Personally, it’s been nice this year to have a regular flow of external recognitions of the work I’ve done leading our internal community.  I’ve been asked to present webinars for other companies’ community managers,  to speak at conferences, interviewed by authors in the process of writing books and research reports, to document a case study of what we’ve done for other companies to use as a model, and this Friday I’ll be interviewed for a Wall Street Journal article.  Those are all nice strokes that fill the gas tank and help motivate me to continue to do what I love.  I’m not alone in being boosted by occasional recognition.

Leap year lesson #152 is Positive recognition can mean a lot.

“Before” photo

I went through one of the most grueling physical experiences I’ve ever attempted yesterday.  Two of my coworkers, their spouses and a friend joined together to form a team to complete the Muddy Fanatic race in Sellersburg, Indiana.  It’s a 5K (3.1 mile) muddy obstacle course on a farm that took us about two hours and twenty minutes to complete.

The course requires you to handle mud pits, ponds, creek beds, crawling through mud & water under barbed wire, mud walls, rope walls, walls with no rope, rope swings, a ginormous hill that seemed like it would never end, hay bales to jump across, deep muddy paths everywhere and occasional blissful stretches of dry path with only the smell of cow manure to taint the momentary relief.  This is not your typical 5K race.  In fact, nobody officially kept time for this – you either finish it or you don’t.  Organizers had to modify one part of the course before our wave of participants took off because of someone breaking an arm on a dangerous mud hill slide that dropped off at the end into a pit.

Before we were even home from the experience, my body was yelling at me “What were you thinking?”  None of us had done any training.  We just up and ran a 20+ obstacle two-hour race on a sunny day with the temp in the high 80s.

“After” photo

By today my body was as sore and spent as I ever remember being, even after running half-marathons of nearly the same length of time.  It took over 24 hours before my mind kicked back into normal (for good or bad) following several hours of napping this afternoon.

So what did I learn from the experience?  I learned that I have some amazing coworkers and friends who are a blast to try something extreme with.  I probably did not learn to not do it again, because I probably will.  And even though the body is spent, the satisfaction of completing it (and being the oldest person I recall seeing on the course) leads me to leap year lesson #133: Exhaustion can hurt so good.

My dear wife called me tonight crying. I’m in Austin, TX and she is back home in Louisville, KY. Why was she crying? Because of how happy she is with the state of our remodeled kitchen that is in its final stages of work this week.

She said that she just can’t believe it’s actually her kitchen. What makes it especially important to her is that she is a kitchen hostess for our church. She cooks for her job (and does so very, very well). We have lived in our house for almost 24 years now and the kitchen needed a radical makeover. So that’s what we did. We hired contractors to completely gut what was there – cabinets, appliances, floor, everything – even tear down a wall to open up the kitchen/dining area and board up a window to make room for a double oven. Our son, Jason, designed what a new kitchen might look like, and we went for it.

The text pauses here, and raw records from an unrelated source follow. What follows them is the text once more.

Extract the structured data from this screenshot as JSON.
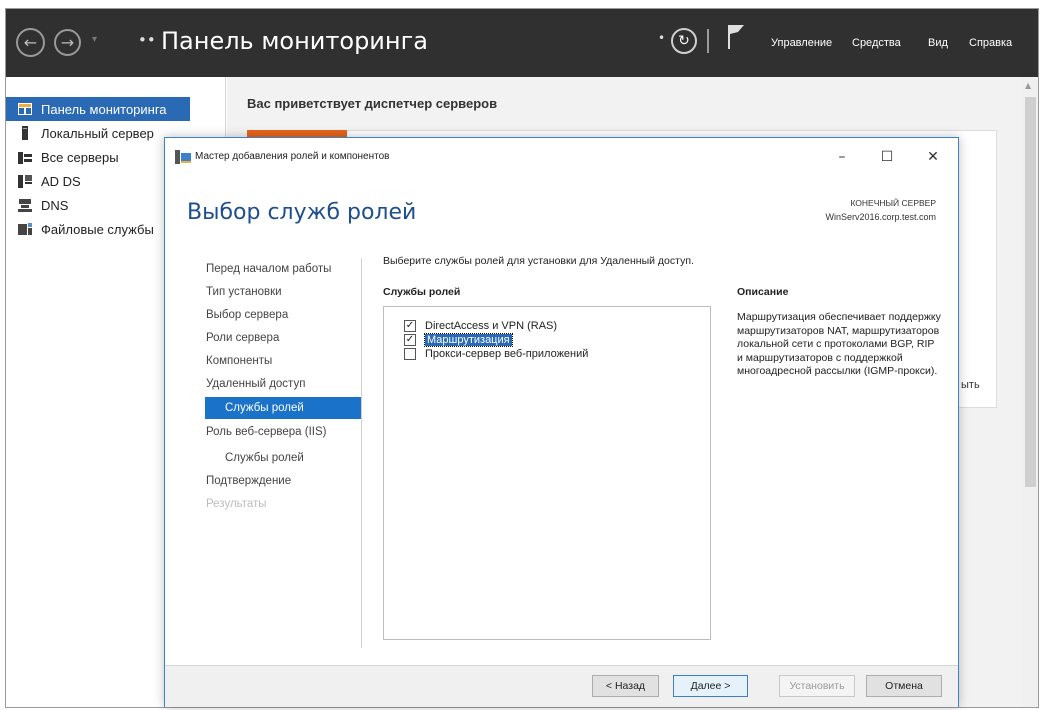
{
  "app": {
    "title": "Панель мониторинга",
    "title_marker": "••"
  },
  "menu": [
    "Управление",
    "Средства",
    "Вид",
    "Справка"
  ],
  "sidebar": {
    "items": [
      {
        "label": "Панель мониторинга",
        "icon": "dashboard-icon",
        "active": true
      },
      {
        "label": "Локальный сервер",
        "icon": "server-icon"
      },
      {
        "label": "Все серверы",
        "icon": "servers-icon"
      },
      {
        "label": "AD DS",
        "icon": "ad-ds-icon"
      },
      {
        "label": "DNS",
        "icon": "dns-icon"
      },
      {
        "label": "Файловые службы",
        "icon": "file-services-icon"
      }
    ]
  },
  "main": {
    "welcome": "Вас приветствует диспетчер серверов",
    "behind_text": "ыть"
  },
  "dialog": {
    "window_title": "Мастер добавления ролей и компонентов",
    "page_title": "Выбор служб ролей",
    "dest_label": "КОНЕЧНЫЙ СЕРВЕР",
    "dest_server": "WinServ2016.corp.test.com",
    "steps": [
      {
        "label": "Перед началом работы"
      },
      {
        "label": "Тип установки"
      },
      {
        "label": "Выбор сервера"
      },
      {
        "label": "Роли сервера"
      },
      {
        "label": "Компоненты"
      },
      {
        "label": "Удаленный доступ"
      },
      {
        "label": "Службы ролей",
        "active": true
      },
      {
        "label": "Роль веб-сервера (IIS)"
      },
      {
        "label": "Службы ролей"
      },
      {
        "label": "Подтверждение"
      },
      {
        "label": "Результаты",
        "disabled": true
      }
    ],
    "instruction": "Выберите службы ролей для установки для Удаленный доступ.",
    "roles_header": "Службы ролей",
    "roles": [
      {
        "label": "DirectAccess и VPN (RAS)",
        "checked": true
      },
      {
        "label": "Маршрутизация",
        "checked": true,
        "selected": true
      },
      {
        "label": "Прокси-сервер веб-приложений",
        "checked": false
      }
    ],
    "desc_header": "Описание",
    "description": "Маршрутизация обеспечивает поддержку маршрутизаторов NAT, маршрутизаторов локальной сети с протоколами BGP, RIP и маршрутизаторов с поддержкой многоадресной рассылки (IGMP-прокси).",
    "buttons": {
      "back": "< Назад",
      "next": "Далее >",
      "install": "Установить",
      "cancel": "Отмена"
    }
  },
  "colors": {
    "titlebar": "#303030",
    "accent": "#2a6ab5",
    "dialog_title": "#1e4e8c",
    "tile_orange": "#e8641b"
  }
}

So for the past four weeks progress has been steady and will wrap up in the next few days. It is so perfect and so beautiful that she had to call and she was crying with joy when I answered the phone.

That is a very good feeling. Linda is a loving, faithful, hard-working, giving person who spends most of her days serving others. It’s good to see something good come her way for once. I know she will put that kitchen to good use in continuing to serve and love others selflessly.

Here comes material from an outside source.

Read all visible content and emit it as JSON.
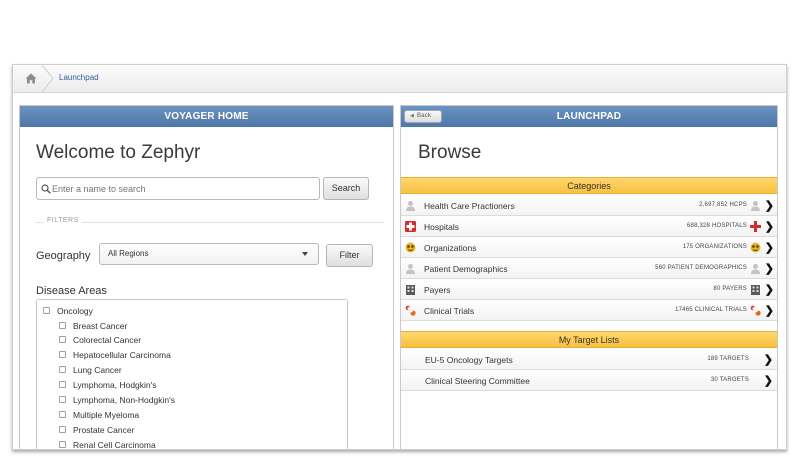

In a world where we too often see good things happen to bad people and bad things happen to good people, it is a welcome change to see a good thing happen to a good person.

Linda, I love you and I’m happy for you. I’m glad you have something close to the kitchen of your dreams and I look forward to having many guests here to share good times for many years to come.

Leap year lesson #74 is It’s nice when good things happen to good people.